Dr Roger Giles
Forty years a pig researcher, Dr Roger Giles played a key role in introducing CT scanning to assess composition in pig carcases and live pigs, reducing the number of animals slaughtered for research.

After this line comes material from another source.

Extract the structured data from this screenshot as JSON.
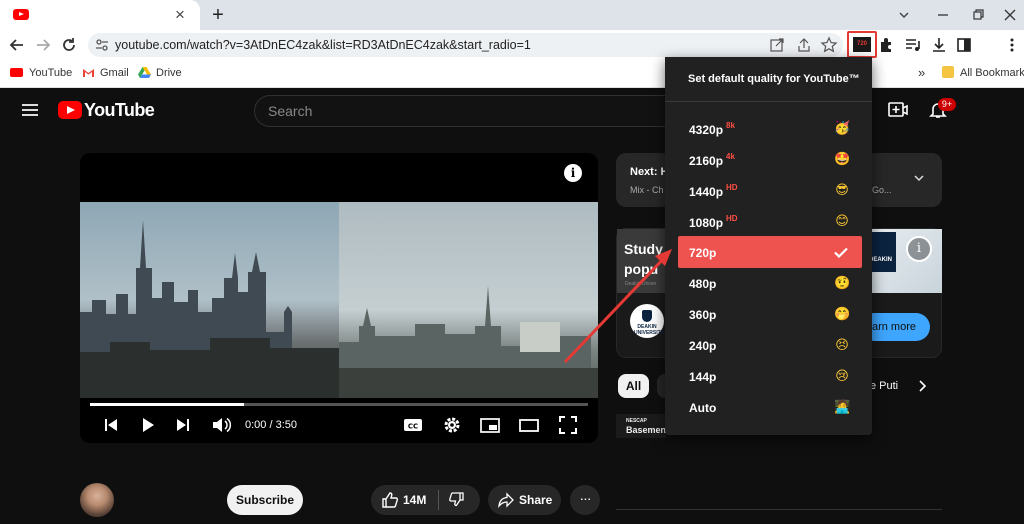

Under infra-red light, he checks animals in the controlled environment pen at EMAI.

At the culmination of a 40-year career, principal research scientist Roger Giles has delivered to pork producers and other members of the pig industry the latest information on using computer technology to assess pig carcase composition, in a seminar in Camden.

An information day at Elizabeth Macarthur Agricultural Institute (EMAI) highlighted co-operative research carried out by NSW Department of Primary Industries and the University of Sydney.

Latest pig health and biosecurity advice also featured in the information presented.

Dr Giles’ involvement in DPI’s pig science has provided a platform for collaboration between scientists at EMAI and the university.

He was instrumental in the introduction of CT scanning facilities at EMAI, which are capable of assessing composition in pig carcases and live pigs, unavailable elsewhere in Australia.

Using the scanner with live pigs reduces the number of animals slaughtered for research.

Highly respected and valued by colleagues as a lateral thinker with extensive knowledge, experience and linkages in numerous fields of pig science, Dr Giles has overseen one of the longest continuous periods in pig research in Australia.

Research on the effects of pig nutrition, endocrinology, environment and behaviour on performance, and assessment of carcase description and carcase composition have delivered many practical outcomes for the pig industry.

Contributions in research have been supported by continuous industry research funding and he has mentored numerous students.

Dr Giles’ significant legacy has been the development of a unique controlled-environment pig research facility at EMAI, able to house pigs in individual or group pens with complete variability in pen configuration and design.

Among his most memorable PR coups was his innovation in the late ‘90s of the ‘squeal-o-meter’ which registered whether there was a correlation between quieter or noisier pigs and the volumes of feed they consumed.

Dr Giles will continue to attend EMAI from time to time as a visiting researcher.